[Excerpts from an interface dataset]
+--

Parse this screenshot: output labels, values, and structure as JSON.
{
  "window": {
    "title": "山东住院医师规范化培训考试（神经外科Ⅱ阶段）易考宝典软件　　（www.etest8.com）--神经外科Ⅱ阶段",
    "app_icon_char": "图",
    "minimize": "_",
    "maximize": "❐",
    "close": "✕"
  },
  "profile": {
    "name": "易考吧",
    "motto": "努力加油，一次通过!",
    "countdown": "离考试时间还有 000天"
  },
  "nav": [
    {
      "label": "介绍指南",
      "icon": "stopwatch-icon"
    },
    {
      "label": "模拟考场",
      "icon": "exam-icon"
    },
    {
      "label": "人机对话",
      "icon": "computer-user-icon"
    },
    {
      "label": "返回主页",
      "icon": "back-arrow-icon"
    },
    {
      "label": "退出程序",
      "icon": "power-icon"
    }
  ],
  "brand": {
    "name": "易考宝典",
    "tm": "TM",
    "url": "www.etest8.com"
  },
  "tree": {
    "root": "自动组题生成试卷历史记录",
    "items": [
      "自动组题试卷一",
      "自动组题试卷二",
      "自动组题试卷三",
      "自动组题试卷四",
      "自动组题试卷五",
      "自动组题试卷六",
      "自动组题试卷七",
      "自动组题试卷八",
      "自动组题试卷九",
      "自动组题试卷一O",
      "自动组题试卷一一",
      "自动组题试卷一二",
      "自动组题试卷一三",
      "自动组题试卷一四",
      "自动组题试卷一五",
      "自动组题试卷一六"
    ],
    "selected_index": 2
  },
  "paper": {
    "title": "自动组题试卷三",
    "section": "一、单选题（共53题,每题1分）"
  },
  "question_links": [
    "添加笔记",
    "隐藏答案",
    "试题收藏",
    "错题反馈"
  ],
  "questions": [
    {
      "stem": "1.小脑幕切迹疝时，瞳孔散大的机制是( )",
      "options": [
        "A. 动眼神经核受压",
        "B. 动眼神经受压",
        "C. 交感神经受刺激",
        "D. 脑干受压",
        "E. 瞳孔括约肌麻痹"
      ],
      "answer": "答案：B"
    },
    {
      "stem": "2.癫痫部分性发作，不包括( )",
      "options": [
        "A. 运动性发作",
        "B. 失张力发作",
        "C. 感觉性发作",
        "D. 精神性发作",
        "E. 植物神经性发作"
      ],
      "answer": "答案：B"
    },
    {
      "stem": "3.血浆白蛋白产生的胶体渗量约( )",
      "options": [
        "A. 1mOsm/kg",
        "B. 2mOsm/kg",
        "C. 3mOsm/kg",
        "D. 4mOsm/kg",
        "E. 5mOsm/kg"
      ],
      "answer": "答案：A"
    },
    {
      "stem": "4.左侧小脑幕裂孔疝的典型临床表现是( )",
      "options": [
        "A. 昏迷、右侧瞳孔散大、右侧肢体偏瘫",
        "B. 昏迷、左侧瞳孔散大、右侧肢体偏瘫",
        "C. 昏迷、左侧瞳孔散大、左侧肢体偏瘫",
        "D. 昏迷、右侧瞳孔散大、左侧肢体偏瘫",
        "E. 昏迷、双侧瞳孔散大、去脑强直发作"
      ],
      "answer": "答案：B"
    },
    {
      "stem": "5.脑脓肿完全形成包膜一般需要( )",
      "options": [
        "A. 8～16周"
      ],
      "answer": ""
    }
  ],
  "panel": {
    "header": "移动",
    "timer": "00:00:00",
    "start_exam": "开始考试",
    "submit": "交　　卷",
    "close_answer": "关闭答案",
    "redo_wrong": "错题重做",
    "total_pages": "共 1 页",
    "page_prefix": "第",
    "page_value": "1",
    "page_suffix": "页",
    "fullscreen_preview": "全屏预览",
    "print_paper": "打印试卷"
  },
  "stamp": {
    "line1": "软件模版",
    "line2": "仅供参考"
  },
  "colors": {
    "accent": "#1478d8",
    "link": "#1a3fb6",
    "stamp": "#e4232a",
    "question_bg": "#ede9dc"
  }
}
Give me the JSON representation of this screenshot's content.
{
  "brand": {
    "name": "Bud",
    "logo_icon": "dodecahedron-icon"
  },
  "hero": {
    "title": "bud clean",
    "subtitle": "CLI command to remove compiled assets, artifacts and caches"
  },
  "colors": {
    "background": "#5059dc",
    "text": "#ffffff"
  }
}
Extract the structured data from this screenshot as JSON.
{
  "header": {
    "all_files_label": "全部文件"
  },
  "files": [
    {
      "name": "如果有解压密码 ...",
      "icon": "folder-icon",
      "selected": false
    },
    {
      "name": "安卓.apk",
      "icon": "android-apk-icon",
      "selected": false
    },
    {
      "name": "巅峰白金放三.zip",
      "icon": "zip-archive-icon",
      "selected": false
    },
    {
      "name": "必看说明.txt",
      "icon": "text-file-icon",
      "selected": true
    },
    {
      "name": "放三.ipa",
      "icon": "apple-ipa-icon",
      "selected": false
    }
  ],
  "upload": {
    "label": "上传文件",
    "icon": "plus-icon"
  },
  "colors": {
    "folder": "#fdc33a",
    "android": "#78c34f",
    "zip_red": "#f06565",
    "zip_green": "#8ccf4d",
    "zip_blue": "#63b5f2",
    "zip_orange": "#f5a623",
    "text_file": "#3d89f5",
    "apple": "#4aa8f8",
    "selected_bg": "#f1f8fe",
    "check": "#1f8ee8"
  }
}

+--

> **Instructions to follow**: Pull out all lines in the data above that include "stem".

> **Task output**:
      "stem": "1.小脑幕切迹疝时，瞳孔散大的机制是( )",
      "stem": "2.癫痫部分性发作，不包括( )",
      "stem": "3.血浆白蛋白产生的胶体渗量约( )",
      "stem": "4.左侧小脑幕裂孔疝的典型临床表现是( )",
      "stem": "5.脑脓肿完全形成包膜一般需要( )",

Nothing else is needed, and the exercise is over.